━━━ PROVIDED DATA

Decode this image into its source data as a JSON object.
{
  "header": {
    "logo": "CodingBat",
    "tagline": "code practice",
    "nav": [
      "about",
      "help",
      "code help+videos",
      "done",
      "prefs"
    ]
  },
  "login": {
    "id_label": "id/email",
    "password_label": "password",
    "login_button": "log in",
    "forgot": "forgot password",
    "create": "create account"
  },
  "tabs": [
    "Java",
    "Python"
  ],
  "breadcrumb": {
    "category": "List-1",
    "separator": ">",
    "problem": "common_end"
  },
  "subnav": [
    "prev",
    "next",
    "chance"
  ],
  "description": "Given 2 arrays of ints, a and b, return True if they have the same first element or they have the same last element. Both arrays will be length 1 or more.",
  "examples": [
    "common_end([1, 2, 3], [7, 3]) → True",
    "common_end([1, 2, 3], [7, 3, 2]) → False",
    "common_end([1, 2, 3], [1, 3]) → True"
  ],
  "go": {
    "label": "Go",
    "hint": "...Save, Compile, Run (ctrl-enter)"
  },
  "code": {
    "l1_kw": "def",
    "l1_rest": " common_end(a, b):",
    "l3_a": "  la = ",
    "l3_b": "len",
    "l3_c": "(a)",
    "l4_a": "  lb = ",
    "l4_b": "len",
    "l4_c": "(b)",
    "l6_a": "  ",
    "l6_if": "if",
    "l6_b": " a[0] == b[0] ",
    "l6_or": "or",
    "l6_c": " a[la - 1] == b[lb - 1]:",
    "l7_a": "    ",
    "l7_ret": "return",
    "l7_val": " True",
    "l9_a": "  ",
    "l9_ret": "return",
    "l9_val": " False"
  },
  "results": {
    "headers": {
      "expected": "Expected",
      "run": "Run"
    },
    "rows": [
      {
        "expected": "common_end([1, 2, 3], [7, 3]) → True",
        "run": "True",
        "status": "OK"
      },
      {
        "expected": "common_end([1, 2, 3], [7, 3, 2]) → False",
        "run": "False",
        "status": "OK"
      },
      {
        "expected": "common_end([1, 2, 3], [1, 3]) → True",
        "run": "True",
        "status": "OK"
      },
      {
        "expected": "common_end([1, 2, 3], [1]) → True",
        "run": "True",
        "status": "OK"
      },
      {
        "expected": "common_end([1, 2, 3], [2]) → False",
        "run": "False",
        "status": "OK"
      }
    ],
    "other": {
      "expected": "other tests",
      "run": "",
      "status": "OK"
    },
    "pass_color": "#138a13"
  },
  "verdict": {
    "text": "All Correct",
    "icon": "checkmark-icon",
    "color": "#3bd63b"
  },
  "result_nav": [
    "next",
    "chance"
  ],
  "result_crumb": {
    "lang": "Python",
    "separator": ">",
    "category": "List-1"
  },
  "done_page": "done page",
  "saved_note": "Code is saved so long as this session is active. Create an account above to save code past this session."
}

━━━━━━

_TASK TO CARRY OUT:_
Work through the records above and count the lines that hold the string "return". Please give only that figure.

_TASK RESULT:_
3